§ Task instructions: In which lines of the data does the string "JSON" appear? Copy every one.

§ Available data:
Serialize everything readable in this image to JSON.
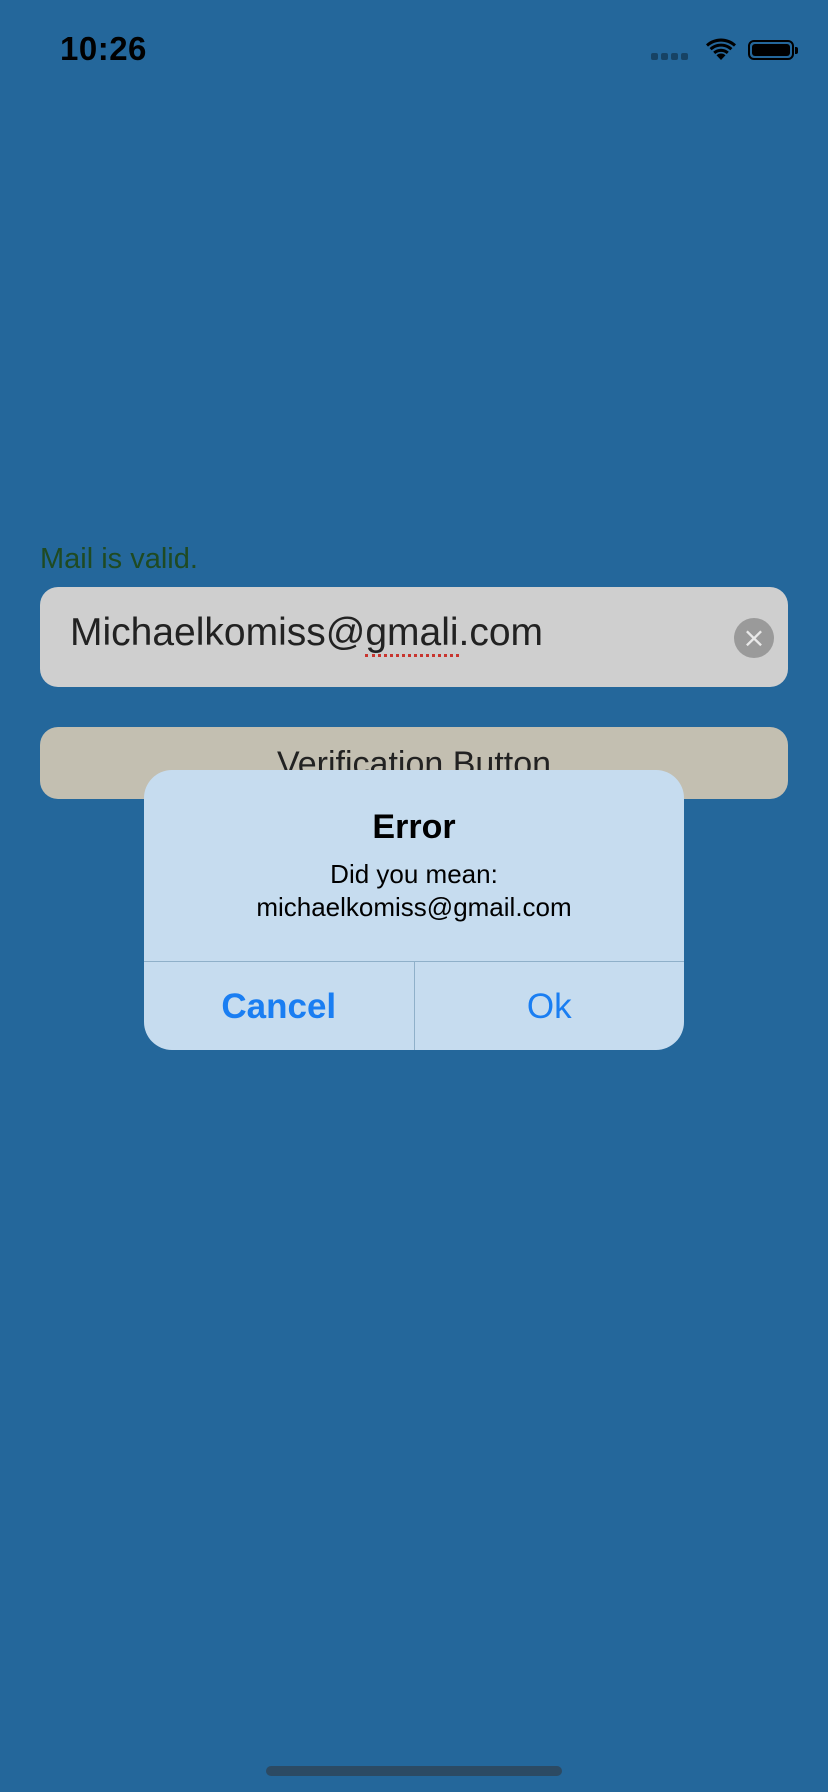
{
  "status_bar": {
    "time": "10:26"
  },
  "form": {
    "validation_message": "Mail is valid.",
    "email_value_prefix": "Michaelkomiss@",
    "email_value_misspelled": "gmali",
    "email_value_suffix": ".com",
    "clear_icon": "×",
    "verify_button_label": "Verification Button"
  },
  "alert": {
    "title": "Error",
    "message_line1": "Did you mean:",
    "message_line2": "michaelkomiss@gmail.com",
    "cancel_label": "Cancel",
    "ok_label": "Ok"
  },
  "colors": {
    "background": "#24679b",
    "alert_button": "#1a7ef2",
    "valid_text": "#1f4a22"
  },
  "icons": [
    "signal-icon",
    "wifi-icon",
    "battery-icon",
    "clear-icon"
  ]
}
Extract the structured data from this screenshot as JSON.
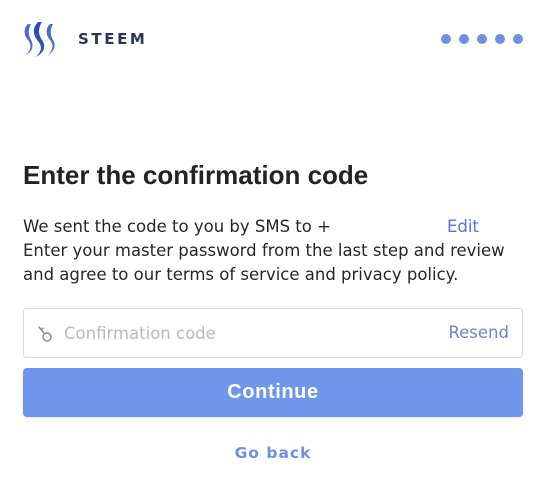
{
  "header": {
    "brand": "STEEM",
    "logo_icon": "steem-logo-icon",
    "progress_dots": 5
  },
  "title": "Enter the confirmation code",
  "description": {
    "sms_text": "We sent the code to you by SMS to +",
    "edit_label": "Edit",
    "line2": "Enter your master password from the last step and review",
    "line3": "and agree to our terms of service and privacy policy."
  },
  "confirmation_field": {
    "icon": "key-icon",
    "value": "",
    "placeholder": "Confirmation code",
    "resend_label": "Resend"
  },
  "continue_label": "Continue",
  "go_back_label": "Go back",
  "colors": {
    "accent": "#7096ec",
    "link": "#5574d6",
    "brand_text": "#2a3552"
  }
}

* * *

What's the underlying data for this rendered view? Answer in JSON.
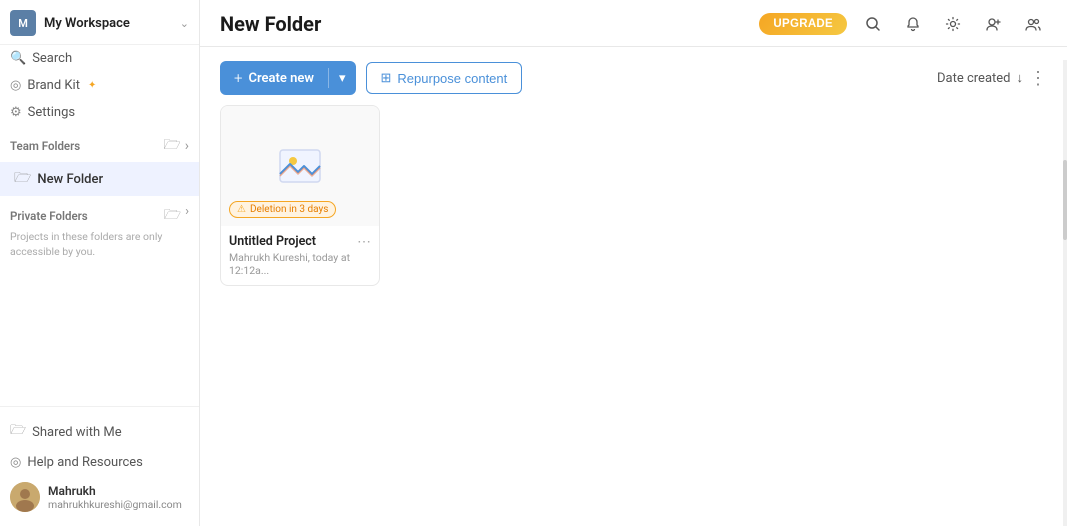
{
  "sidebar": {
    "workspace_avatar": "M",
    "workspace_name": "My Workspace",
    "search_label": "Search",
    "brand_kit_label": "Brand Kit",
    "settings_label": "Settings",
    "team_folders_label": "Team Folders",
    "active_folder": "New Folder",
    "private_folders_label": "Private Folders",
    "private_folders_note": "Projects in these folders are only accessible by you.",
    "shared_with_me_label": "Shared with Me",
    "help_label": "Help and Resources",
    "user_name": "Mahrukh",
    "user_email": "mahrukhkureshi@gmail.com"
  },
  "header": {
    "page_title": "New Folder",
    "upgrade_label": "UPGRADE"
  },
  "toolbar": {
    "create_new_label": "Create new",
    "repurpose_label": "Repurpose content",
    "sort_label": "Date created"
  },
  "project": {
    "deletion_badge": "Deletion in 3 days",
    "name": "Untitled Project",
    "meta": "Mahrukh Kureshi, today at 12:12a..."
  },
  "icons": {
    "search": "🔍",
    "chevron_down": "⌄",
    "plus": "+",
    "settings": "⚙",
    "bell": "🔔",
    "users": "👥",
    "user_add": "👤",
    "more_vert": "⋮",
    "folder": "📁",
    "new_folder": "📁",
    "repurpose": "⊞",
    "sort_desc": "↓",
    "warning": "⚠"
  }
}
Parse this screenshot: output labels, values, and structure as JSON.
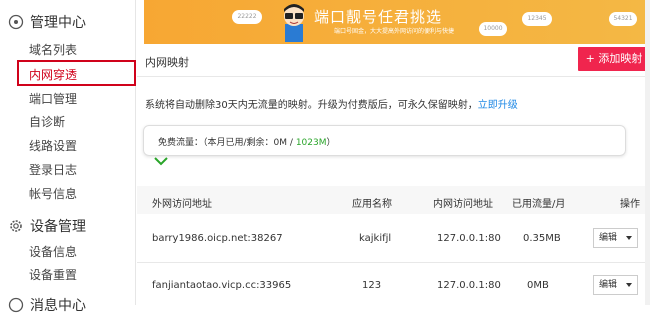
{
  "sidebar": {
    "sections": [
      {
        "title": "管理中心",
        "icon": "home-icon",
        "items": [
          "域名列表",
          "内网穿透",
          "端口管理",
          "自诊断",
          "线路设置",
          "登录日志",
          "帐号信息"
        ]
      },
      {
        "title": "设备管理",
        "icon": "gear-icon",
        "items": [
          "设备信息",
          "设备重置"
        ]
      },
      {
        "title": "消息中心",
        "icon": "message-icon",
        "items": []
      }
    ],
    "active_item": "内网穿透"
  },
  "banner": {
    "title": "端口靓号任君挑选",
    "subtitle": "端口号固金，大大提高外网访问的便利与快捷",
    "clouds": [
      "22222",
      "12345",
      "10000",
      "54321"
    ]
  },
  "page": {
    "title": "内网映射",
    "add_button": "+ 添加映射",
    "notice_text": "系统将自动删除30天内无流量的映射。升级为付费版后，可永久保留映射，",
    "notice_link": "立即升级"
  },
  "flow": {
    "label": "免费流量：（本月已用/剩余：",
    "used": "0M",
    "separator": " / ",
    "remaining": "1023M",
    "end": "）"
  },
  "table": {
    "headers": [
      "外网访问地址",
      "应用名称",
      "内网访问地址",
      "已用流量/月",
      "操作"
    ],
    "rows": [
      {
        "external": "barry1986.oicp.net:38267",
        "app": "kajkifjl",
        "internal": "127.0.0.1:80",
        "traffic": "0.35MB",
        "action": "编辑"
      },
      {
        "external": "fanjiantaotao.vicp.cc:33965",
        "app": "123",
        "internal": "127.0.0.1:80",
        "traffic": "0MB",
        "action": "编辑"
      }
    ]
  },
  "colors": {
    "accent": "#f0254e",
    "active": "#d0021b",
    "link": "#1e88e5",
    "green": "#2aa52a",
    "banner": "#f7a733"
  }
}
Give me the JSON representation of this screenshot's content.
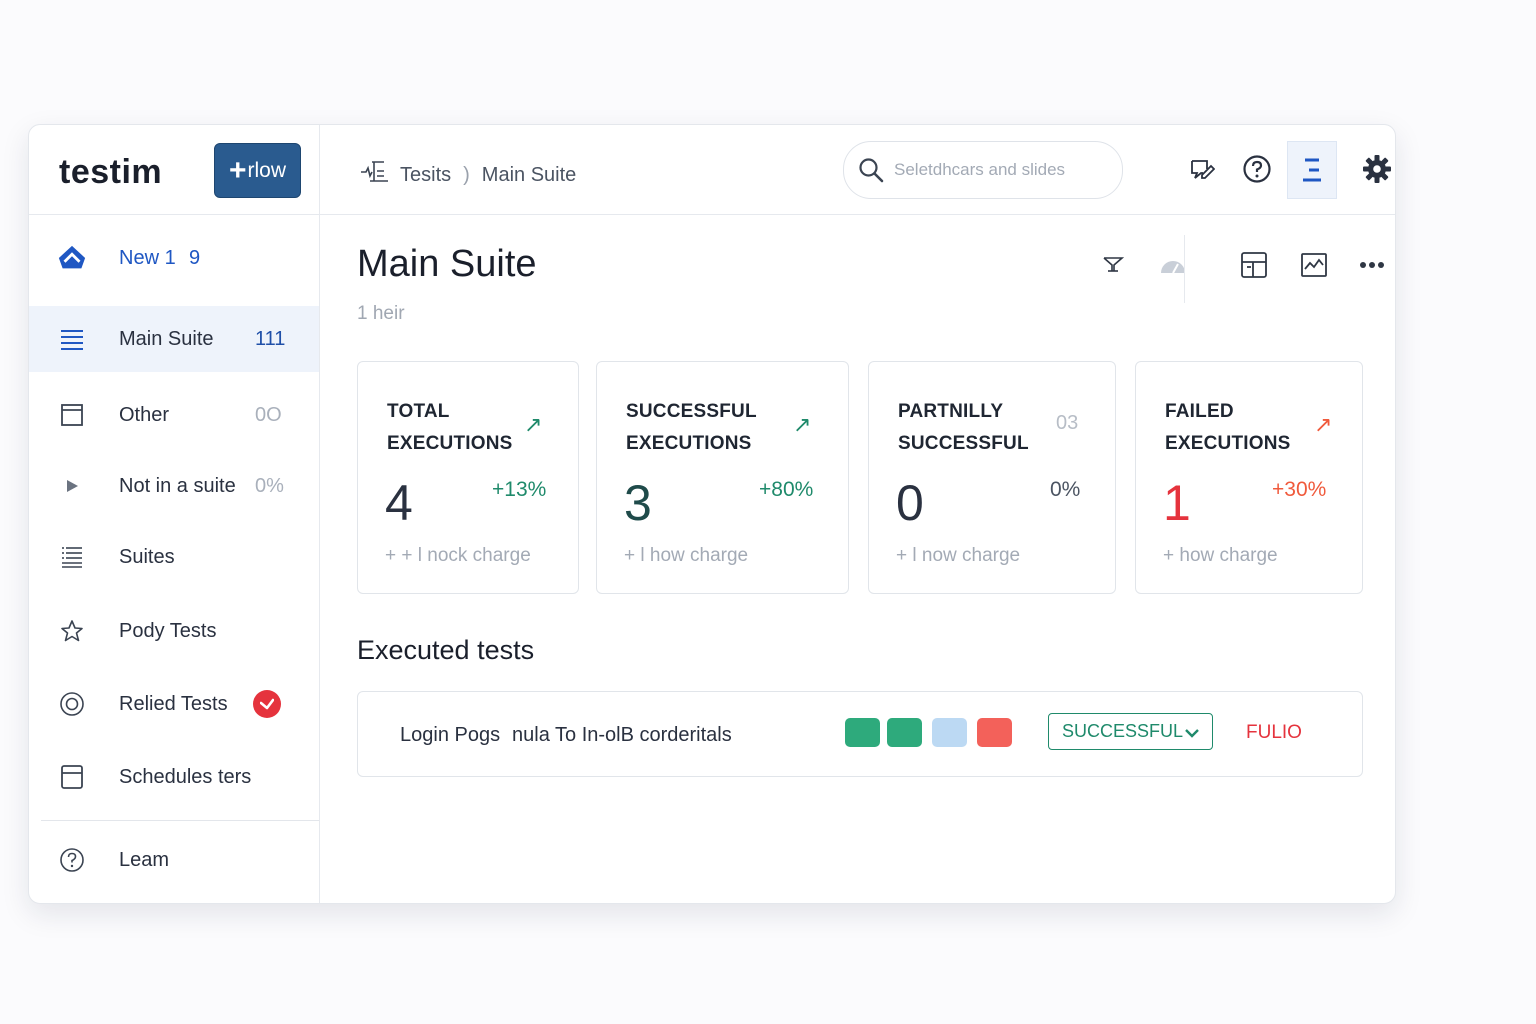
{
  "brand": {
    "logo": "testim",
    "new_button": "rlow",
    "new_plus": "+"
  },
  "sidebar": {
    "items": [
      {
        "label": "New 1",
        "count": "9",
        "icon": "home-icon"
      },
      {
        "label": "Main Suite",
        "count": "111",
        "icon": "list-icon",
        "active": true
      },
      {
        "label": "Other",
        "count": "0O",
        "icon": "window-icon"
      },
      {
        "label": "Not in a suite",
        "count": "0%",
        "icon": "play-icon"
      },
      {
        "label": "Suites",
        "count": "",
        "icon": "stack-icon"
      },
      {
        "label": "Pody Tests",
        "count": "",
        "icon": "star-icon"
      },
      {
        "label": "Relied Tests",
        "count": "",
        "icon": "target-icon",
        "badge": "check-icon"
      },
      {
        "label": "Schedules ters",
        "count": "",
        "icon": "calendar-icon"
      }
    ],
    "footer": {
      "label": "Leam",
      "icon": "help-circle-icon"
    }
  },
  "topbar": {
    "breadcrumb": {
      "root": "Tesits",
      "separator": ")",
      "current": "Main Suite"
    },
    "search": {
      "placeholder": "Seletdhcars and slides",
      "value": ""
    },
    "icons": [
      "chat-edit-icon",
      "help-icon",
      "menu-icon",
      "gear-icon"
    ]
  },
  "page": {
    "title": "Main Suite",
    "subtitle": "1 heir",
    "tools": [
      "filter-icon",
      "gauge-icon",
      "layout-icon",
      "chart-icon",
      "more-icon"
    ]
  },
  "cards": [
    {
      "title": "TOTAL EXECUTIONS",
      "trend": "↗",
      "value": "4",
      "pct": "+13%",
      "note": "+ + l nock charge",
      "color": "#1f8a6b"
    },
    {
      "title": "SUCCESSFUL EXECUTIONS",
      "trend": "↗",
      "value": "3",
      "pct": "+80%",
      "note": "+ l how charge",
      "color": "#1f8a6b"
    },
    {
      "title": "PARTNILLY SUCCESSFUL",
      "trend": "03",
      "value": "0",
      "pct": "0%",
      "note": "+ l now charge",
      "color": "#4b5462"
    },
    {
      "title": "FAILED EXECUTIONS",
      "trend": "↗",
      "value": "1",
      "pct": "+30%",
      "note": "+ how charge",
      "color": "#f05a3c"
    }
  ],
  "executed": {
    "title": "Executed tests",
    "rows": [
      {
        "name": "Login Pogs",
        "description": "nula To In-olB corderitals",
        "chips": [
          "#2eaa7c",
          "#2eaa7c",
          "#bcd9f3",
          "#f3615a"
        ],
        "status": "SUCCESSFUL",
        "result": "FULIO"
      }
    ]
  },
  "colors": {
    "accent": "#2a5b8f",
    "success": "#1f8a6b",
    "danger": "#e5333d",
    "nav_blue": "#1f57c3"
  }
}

§ Solved exercise:
Serialize everything readable in this image to JSON.
Extract the structured data from this screenshot as JSON.
What's the underlying data for this rendered view? Answer in JSON.
Parse this screenshot: output labels, values, and structure as JSON.
Give me the JSON representation of this screenshot's content.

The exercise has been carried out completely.